15 November 2010
Every Thanksgiving before sitting down to eat, my friends and I gather in a circle, hold hands, and say what we’re grateful for in that moment. I know, it’s kinda New Age dorky, but I like the ritual. I also give thanks before my daily meals – thanking “everybody and everything that has given of its life energy so that I may have this abundance before me”* – and at night after I’ve nestled under the covers. And, of course, I do my best to express my gratitude throughout the day when people are helpful and kind.
We appreciate being appreciated. And we feel better about ourselves when we are appreciative. Conveying our gratitude makes the world a better place. It is one aspect of Tikkun Olam (Repair of the World).
Gratitude works wonders on many levels. Not only does it make us feel better about ourselves, it helps move us out of scarcity thinking (the belief that there isn’t enough, which can lead to cluttering out lives with objects “just in case”). It can shift us from feeling whoa-is-me funky to a sense of, if not joy, at least contentment. It can also help to create the life we want. I’m not sure how this works, whether it’s because of a magnetic energy responding to the increased energy of gratitude (like finding like), or because we are more likely to see and respond to that which we are focused on, or some other reason. But years ago I heard someone rephrase the Serenity Prayer from “Grant me the Serenity” to “Thank you for the Serenity,” and I realized how right this change was. I didn’t need to ask for serenity, it was already in me. I only had to recognize it, which I could do through gratitude.

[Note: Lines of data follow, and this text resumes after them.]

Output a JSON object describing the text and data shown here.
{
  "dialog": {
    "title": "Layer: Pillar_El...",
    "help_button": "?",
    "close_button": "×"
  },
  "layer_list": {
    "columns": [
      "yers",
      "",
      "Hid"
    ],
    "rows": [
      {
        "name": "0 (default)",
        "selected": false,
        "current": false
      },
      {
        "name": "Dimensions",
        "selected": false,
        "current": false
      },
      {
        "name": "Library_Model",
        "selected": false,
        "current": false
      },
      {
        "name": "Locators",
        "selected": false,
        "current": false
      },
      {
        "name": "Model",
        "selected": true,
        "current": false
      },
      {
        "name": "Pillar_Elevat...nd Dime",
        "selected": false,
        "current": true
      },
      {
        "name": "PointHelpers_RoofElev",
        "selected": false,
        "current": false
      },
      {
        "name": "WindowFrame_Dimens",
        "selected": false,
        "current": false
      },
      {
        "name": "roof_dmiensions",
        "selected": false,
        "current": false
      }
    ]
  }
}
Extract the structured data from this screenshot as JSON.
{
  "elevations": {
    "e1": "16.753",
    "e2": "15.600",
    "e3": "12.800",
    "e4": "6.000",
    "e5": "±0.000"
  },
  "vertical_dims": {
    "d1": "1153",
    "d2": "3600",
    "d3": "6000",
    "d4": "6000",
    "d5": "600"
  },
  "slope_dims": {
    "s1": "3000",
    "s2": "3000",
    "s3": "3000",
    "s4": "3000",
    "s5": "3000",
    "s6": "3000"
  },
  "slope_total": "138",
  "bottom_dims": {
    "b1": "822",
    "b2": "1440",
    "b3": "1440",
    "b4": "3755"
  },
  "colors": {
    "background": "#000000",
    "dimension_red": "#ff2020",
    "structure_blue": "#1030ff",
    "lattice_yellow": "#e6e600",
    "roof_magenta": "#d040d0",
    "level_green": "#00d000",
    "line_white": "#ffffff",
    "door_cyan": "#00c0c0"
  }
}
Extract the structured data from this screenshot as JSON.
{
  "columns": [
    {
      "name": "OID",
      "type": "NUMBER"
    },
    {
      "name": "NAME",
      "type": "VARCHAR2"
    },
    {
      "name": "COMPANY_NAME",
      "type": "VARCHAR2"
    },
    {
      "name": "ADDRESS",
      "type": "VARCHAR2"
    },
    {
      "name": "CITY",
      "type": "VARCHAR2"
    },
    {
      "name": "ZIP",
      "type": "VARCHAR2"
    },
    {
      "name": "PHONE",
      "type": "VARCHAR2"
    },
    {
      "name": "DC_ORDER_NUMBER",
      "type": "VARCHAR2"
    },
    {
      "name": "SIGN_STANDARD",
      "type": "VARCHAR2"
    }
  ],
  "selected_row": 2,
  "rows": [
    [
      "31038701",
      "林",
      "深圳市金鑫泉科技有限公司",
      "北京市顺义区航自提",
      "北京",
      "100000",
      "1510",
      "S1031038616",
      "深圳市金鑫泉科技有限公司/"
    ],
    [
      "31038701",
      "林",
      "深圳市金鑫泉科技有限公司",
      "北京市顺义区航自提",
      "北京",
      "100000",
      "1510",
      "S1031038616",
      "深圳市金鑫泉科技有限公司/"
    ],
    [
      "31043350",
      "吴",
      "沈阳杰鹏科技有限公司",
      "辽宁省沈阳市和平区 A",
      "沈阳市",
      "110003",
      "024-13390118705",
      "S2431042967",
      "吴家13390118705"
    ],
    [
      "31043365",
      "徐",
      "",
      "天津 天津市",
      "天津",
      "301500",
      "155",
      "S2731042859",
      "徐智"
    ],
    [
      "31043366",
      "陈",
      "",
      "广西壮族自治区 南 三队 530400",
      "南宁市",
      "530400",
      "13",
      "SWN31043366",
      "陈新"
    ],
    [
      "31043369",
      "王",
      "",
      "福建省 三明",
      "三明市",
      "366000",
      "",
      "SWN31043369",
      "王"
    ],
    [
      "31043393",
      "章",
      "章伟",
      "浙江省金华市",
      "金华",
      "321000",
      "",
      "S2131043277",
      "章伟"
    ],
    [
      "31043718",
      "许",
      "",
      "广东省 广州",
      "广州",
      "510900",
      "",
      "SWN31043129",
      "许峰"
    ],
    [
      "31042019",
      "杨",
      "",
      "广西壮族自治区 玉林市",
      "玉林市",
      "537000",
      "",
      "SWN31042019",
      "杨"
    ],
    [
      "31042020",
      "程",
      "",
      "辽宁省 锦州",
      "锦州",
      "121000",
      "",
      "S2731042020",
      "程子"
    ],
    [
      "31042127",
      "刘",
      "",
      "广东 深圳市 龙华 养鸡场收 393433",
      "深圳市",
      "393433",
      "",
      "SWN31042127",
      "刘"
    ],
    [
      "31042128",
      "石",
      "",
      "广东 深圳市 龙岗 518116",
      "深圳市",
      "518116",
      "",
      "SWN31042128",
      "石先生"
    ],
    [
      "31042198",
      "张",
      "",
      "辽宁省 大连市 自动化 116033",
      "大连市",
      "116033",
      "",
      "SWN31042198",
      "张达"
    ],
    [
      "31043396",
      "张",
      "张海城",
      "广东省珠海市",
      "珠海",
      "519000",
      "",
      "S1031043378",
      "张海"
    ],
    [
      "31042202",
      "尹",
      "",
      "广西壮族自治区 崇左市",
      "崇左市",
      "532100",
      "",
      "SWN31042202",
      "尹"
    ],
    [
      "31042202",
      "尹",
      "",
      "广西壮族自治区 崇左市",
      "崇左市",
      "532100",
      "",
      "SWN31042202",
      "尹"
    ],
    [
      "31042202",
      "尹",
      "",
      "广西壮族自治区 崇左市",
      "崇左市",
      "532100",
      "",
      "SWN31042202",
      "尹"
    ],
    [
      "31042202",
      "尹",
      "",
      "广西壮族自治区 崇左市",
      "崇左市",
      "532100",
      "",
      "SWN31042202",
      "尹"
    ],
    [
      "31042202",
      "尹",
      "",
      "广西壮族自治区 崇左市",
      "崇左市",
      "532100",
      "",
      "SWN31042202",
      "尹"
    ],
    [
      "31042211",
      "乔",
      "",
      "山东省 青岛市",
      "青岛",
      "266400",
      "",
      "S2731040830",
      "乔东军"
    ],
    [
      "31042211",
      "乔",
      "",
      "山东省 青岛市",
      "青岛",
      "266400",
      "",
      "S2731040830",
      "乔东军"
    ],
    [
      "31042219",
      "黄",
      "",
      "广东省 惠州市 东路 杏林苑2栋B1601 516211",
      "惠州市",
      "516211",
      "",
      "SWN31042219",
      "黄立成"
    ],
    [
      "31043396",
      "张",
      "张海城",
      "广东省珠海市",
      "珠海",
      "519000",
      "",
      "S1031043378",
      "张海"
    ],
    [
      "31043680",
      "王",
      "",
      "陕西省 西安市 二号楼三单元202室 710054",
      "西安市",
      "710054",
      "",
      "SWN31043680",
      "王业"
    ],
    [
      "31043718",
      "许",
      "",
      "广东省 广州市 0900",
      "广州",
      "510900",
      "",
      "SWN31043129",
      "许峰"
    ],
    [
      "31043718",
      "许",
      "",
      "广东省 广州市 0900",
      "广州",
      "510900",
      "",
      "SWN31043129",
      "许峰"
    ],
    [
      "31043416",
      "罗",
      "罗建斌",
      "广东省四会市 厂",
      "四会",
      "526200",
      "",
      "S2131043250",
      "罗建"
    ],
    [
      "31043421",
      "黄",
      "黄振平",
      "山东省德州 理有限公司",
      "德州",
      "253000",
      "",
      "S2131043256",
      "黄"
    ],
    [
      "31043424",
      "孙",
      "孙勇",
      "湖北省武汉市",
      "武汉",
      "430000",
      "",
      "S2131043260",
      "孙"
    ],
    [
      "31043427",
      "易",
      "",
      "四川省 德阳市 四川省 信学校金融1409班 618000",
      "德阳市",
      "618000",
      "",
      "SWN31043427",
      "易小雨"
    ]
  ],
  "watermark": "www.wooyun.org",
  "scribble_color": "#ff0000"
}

Before embarking on my journey in search of home, I wrote to a friend about what I was looking for, what I wanted my life to look like. The description began with “I want.” Once I landed in Humboldt County, I looked at that list and remembered the Serenity Prayer lesson. I rewrote it from a place of gratitude, understanding that all these things already existed, I just may not have caught up with them yet. This Thank You vision is posted on my fridge where I read it most days. And you know what? Just about everything on that list is an active part of my life these days. I know I will meet up with the rest in due time. Here is my vision:
• Thank you for my perfect country cottage with organic flowers, herbs, veggies, and fruit trees, chickens, and cats.
• Thank you for a home in which to cook and arrange flowers.
• Thank you for the ability to see stars at night and to hear running water.
• Thank you for green valleys surrounded by trees.
• Thank you for community and family, for wonderful neighbors and friends and joyous gatherings with them.
• Thank you for the ability to live my life in synch with the earth and her seasons in a life-nurturing way.
• Thank you for the opportunity to do Tikkun Olam.
• Thank you for daily walks outdoors and senses with which to delight in Creation’s beauty.
• Thank you for dancing and laughter and love making, for passion and play.
• Thank you for a husband who is conscious, affectionate, honest, dependable, kind, prosperous, grounded, joyous, monogamous, healthy, physically attractive, playful, communicative, wise, gentle and strong, who sees me truly, finds me beautiful and loves me deeply, and is committed to spending his life with me.
• Thank you for a life rooted in love and faith, knowing we’re all one and there’s nothing to fear on this path of compassion, joy, and kindness.
• Thank you.
How do you practice gratitude, and what are you grateful for?
Tip of the Month
This month, make a practice of saying “Thank you” to someone every day. If you’d like, keep a list of whom you thanked and why.
Quotes of the Month
“Take full account of the excellencies which you possess, and in gratitude remember how you would hanker after them, if you had them not.” Marcus Aurelius
"Appreciation can make a day, even change a life. Your willingness to put it into words is all that is necessary." Margaret Cousins
“Instead of looking for love, give it; constantly renew it in yourself and you will always feel its presence within you. It will always be there smiling at you, gazing on you kindly.” Omraam Mikhael Aivanhov
Recipe of the Month
1 cup flour
1/2 cup sugar (or 1/3 cup honey)
1 teaspoon baking soda
1 teaspoon baking powder
1 teaspoon Cinnamon
½ teaspoon nutmeg
¼ teaspoon cloves
Make a well in the center of the dry ingredients and add:
1/2 cup oil (or ½ cup melted butter)
1 cup puréed pumpkin
Mix quickly to combine wet and dry ingredients.
1 cup chopped cranberries
¼ cup raisins
¼ cup chopped pecans
Pour into bread pan or muffin tins.
Bake at 350° for about an hour. (I use the top-is-cracked-and-browned cue to determine doneness. Inserting a toothpick and having it come out clean works, too.)
*The grace continues: “May I use this energy to do good, and may we all be blessed. So mote it be.”